U.S. Representative Lamar Smith would like to remind you that the Stop Online Piracy Act (SOPA) he helped architect is not dead yet. The House will continue marking up the proposed legislation in February, according to a press release. By the beginning of this week, the bill was considered by many to be as good as dead, given recent political developments, including a statement from the Obama Administration that condemned the more restrictive and controversial aspects of SOPA and related legislation.

The news comes a matter of hours before the start of what is expected to be a widespread, Web-based protest against the anti-piracy legislation. Yesterday, Wikipedia founder Jimmy Wales made headlines by announcing that the enormous, user-generated encyclopedia will go dark tomorrow in protest of SOPA, joining Reddit, Mozilla, BoingBoing, all of the Cheezburger sites and others.

Today, the list of companies and organizations participating in the anti-SOPA protests grew to include such key players in the technology community as O'Reilly Media and Google. Rather than blacking out its services entirely, the search giant will simply add a link to its homepage highlighting its opposition to SOPA. It's not quite as dramatic as what Wikipedia and Reddit are doing, but given Google's daily reach, the move is likely to have a significant impact nonetheless.

All of this is the culmination of weeks of anti-SOPA sentiment and demonstrations that have been brewing across the Internet. What started as a Reddit-fueled PR campaign against GoDaddy and other SOPA supporters has turned into a much larger scale digital demonstration.

The bill was weakened somewhat over the weekend when Smith announced that the controversial DNS blocking provision would be shelved pending further research.

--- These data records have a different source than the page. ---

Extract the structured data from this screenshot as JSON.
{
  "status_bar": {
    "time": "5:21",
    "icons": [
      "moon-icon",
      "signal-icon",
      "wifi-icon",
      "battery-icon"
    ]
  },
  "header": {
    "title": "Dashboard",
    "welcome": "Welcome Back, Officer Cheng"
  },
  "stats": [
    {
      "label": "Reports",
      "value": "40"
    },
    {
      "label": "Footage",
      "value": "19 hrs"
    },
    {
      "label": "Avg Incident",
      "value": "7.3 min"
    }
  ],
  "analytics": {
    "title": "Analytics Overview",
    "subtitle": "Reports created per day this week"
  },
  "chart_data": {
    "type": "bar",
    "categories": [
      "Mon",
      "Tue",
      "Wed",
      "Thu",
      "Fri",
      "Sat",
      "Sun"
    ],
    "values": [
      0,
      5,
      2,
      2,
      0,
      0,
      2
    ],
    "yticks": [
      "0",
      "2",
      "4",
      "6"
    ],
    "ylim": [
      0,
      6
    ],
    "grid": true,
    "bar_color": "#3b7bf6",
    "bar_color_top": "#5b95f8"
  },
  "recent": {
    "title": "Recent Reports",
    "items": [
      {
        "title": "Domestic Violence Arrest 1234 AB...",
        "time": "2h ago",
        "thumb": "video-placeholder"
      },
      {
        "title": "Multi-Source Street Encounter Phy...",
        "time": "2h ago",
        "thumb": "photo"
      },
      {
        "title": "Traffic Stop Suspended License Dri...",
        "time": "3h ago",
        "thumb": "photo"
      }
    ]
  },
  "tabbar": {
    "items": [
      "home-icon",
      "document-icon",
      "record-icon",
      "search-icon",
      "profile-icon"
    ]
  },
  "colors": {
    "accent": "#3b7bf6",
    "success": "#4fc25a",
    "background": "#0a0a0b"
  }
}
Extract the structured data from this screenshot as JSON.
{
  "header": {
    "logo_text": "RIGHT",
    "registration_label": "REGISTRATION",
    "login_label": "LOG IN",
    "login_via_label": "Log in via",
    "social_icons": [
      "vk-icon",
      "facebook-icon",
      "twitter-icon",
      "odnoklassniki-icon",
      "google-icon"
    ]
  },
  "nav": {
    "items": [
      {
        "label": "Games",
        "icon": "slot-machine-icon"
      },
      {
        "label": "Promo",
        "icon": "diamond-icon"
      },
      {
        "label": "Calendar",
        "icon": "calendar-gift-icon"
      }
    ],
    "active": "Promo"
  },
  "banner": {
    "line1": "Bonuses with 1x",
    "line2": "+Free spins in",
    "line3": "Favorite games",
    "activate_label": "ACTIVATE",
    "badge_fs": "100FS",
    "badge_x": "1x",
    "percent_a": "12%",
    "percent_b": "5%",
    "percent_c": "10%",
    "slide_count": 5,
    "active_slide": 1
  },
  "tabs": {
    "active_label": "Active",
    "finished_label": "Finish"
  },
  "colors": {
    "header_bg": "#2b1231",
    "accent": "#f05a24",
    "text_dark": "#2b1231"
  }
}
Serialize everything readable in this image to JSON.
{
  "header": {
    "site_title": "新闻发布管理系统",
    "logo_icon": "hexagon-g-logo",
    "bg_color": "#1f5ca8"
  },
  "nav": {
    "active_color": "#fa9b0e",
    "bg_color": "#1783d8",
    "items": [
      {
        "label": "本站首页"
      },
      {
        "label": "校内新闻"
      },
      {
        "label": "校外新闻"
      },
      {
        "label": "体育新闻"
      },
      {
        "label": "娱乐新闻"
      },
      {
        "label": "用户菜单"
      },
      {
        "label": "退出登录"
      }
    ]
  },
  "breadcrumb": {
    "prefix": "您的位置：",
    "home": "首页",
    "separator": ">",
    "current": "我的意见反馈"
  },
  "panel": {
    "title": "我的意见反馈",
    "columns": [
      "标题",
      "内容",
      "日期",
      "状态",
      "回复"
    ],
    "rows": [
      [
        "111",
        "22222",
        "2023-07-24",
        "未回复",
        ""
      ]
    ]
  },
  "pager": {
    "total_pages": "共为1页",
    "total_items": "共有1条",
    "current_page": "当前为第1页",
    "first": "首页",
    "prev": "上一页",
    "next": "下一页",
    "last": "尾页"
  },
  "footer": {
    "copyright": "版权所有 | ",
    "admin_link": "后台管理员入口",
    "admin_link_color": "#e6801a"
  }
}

SOPA would still force search engines to censor results and give the government the power to cut off funds to allegedly infringing websites.

It's true that SOPA as it was originally drafted will not likely see the light of the day, but today's announcement reminded those on both sides of the debate that it's far from over.